My apologies -- I was referring to the Jerry Falwell breed, who I don't think would agree with you.
And I was not implying the Fundamentalists would object to pronouncing Jesus' name in different languages; simply that it struck me as a nice outreach. It simply struck me as different from what I've heard from some more extreme individuals.
Obviously, he left some things open to interpretation, so your mileage may differ.

And from the Associated Press:

"Evangelical pastor Rick Warren, whose participation drew criticism from liberals and gay rights groups, directly invoked Jesus as expected in his invocation, but did so personally.

"I humbly ask this in the name of the one who changed my life," he prayed.

He also quoted from the most important prayer in Judaism, the Sh'ma, when he said, "Hear O Israel, the Lord is our God. The Lord is One," and he called God "the compassionate and merciful one," a phrase from Muslim devotion.

"His was as inclusive a prayer as an evangelical can give," said Richard Mouw, president of Fuller Theological Seminary, a leading evangelical school in Pasadena, Calif."

Wouldn't it have been so much better if, in stead of saying:

"We are a nation of Christians and Muslims, Jews and Hindus — and non-believers."

Obama had said:

"We are a nation of Christians and Muslims, Jews, Hindus and Brights."

The term is tightly defined and has a more positive connotation than most others!

"We are a nation of Christians and Muslims, Jews and Hindus — and non-believers."

Reading Melissa Etheridge's Huffington Post on Rick Warren, and then seeing that Warren's speech really did turn out OK for what it was, and then* hearing our new President include folks who share my philosophy on religion.. well, all I can see is that it gave me chills.

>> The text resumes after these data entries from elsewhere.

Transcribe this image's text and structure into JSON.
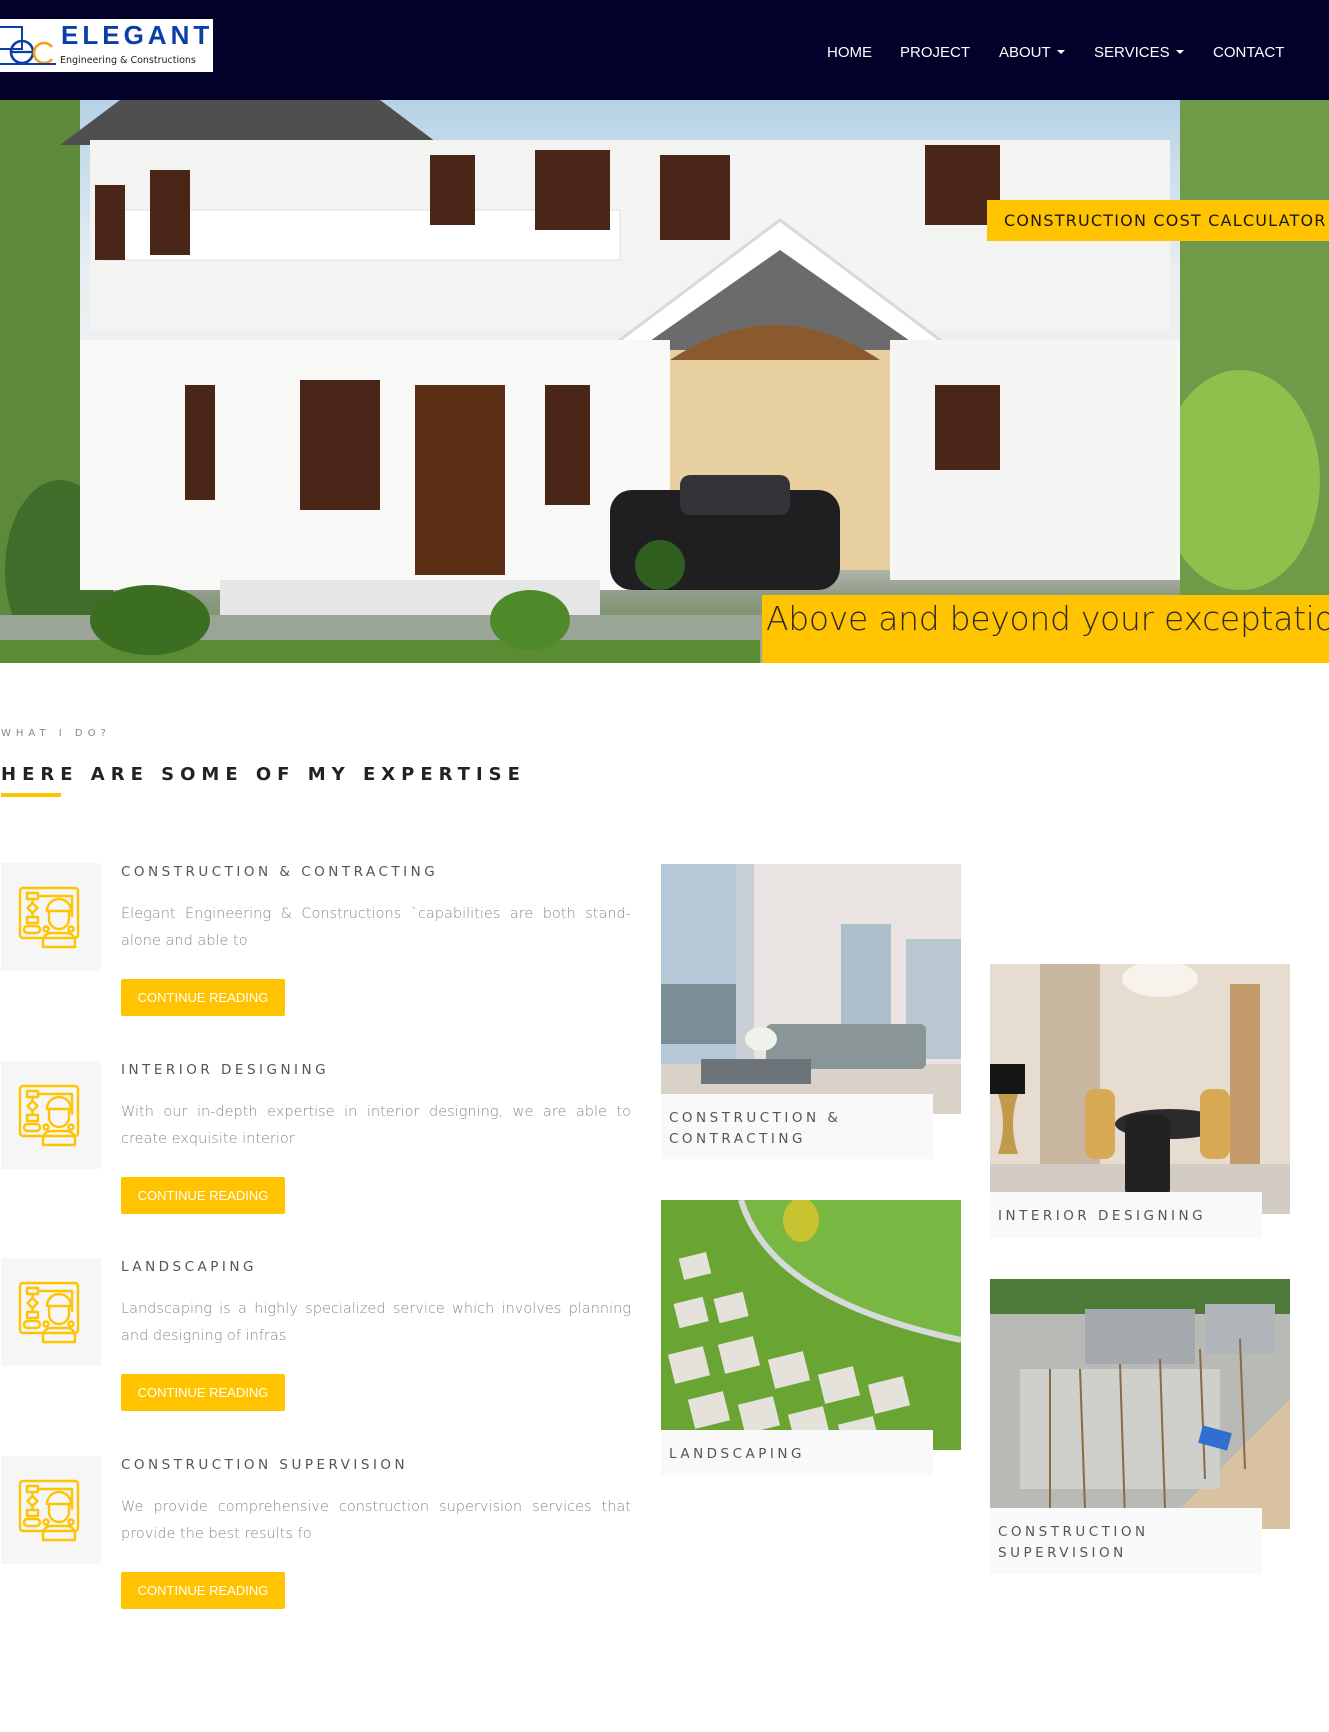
{
  "brand": {
    "name": "ELEGANT",
    "tagline": "Engineering & Constructions",
    "colors": {
      "primary_navy": "#01012a",
      "accent_yellow": "#ffc300",
      "logo_blue": "#0a3ea8",
      "logo_orange": "#f5a21a"
    }
  },
  "nav": {
    "items": [
      {
        "label": "HOME",
        "dropdown": false
      },
      {
        "label": "PROJECT",
        "dropdown": false
      },
      {
        "label": "ABOUT",
        "dropdown": true
      },
      {
        "label": "SERVICES",
        "dropdown": true
      },
      {
        "label": "CONTACT",
        "dropdown": false
      }
    ]
  },
  "hero": {
    "calculator_label": "CONSTRUCTION COST CALCULATOR",
    "tagline": "Above and beyond your exceptations",
    "image_icon": "house-photo"
  },
  "expertise": {
    "eyebrow": "WHAT I DO?",
    "title": "HERE ARE SOME OF MY EXPERTISE",
    "services": [
      {
        "title": "CONSTRUCTION & CONTRACTING",
        "description": "Elegant Engineering & Constructions `capabilities are both stand-alone and able to",
        "button": "CONTINUE READING",
        "icon": "engineer-blueprint-icon"
      },
      {
        "title": "INTERIOR DESIGNING",
        "description": "With our in-depth expertise in interior designing, we are able to create exquisite interior",
        "button": "CONTINUE READING",
        "icon": "engineer-blueprint-icon"
      },
      {
        "title": "LANDSCAPING",
        "description": "Landscaping is a highly specialized service which involves planning and designing of infras",
        "button": "CONTINUE READING",
        "icon": "engineer-blueprint-icon"
      },
      {
        "title": "CONSTRUCTION SUPERVISION",
        "description": "We provide comprehensive construction supervision services that provide the best results fo",
        "button": "CONTINUE READING",
        "icon": "engineer-blueprint-icon"
      }
    ]
  },
  "gallery": {
    "cards": [
      {
        "caption": "CONSTRUCTION & CONTRACTING",
        "image": "living-room-photo"
      },
      {
        "caption": "INTERIOR DESIGNING",
        "image": "dining-room-photo"
      },
      {
        "caption": "LANDSCAPING",
        "image": "grass-paving-photo"
      },
      {
        "caption": "CONSTRUCTION SUPERVISION",
        "image": "construction-site-photo"
      }
    ]
  }
}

I am So Grateful today.

Glad I found your site, as well. I look forward to more reading here.

* I had to catch everything afterward as my internet connection at work chose Noon as the time it would go down. {sigh} :)

I doubt that many people are familiar with the term 'Brights' (speaking as a member), and many of those who do associate it with Dawkins' 'in-your-face' attitude.

A fellow 'bright' responding -- rare indeed. Prior to the address, actually well before this special event, I began drafting a letter to the newly elected President regarding my concern that he had not clearly explained, to my satisfaction at least, to what extent his personal belief in God would effect his directives.
Non-believers and agnostics have had to endure eons of overzealous religiousness but the Bush years proved to be a horrendous assault on American humanists.
With one line, one Eric noted...
"We are a nation of Christians and Muslims, Jews and Hindus — and non-believers."
I was able to delete both the draft and my concerns.